Wednesday morning we did some shopping and turned in the rental car at Gilbert's, a super well stocked grocery/hardware/liquor store and car rental establishment. Seemed like they really had it all...except for fresh bread. For that, as on other islands, it seems customary to find the local bread baking lady and get it directly from her at her house, which we did. And it was only a short distance from the beach where we landed the dinghy. By midday we hoisted anchor and headed up the coast about 5 nm and around Bonefish Point to Fernandez Bay. There was some decent snorkeling there around a small rocky islet in the middle of the bay. We saw lots of fish and good coral with a few stingrays on the bottom.

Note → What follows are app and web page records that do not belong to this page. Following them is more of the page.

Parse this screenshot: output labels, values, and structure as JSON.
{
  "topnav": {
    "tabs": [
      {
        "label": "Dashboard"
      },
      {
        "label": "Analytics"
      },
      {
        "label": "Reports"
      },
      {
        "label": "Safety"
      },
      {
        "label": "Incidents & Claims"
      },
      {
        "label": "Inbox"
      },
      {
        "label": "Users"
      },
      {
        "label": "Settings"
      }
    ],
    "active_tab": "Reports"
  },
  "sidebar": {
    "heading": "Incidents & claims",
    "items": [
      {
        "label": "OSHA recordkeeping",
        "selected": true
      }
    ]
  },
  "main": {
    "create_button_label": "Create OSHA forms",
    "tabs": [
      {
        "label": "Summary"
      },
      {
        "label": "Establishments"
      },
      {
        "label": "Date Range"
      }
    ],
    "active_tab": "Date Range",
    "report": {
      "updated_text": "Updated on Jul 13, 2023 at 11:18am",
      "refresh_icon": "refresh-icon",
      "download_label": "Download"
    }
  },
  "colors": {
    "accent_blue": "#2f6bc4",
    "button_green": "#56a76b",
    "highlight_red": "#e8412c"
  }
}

We went for a buffet dinner at the resort there that also featured a unique "self-service" bar arrangement. We met and had dinner with a younger couple from NJ that were staying at the resort. Thursday (2nd) we headed out NW for Little San Salvador, a small island now privately owned by the Carnival cruise ship line as a daytime beach destination, and renamed by them as "Half Moon Cay". We anchored off the beautiful beach there but were told we're not permitted ashore while the cruise ship was in. Fair enough, we waited until later in the afternoon, then landed the dinghy for a long walk on the now vacant beach. Three other sailboats were there with the same idea, as a stopover on our way to other destinations. There we met Gail and Laura of Fancy Free whom we learned were to be on their way to Davis Harbour Marina on Eleuthera as were we in the morning. Friday we preparing to hoist anchor as the next cruise ship arrived for their day of beach fun and made our way across to Eleuthera Island and a little way up the SW coast. We had a great peaceful sail on a broad reach, then a run with the genoa poled out to port for a few hours to arrive at the cozy man made harbor by noon. There we topped up the fuel tanks and secured ourselves for the next coming frontal passage that night. This front had winds starting out from the north and we had a rare overcast rainy day for most of Saturday (4th). By the early hours of Sunday and throughout the day we had strong winds out of the typical NE to E directions, 25-30 kts with violent gusts (inside the protection of the marina!). This made a good opportunity to do laundry, cleaning and maintenance items while hiding out until things simmered down a bit, and also to start some exploration of southern Eleuthera.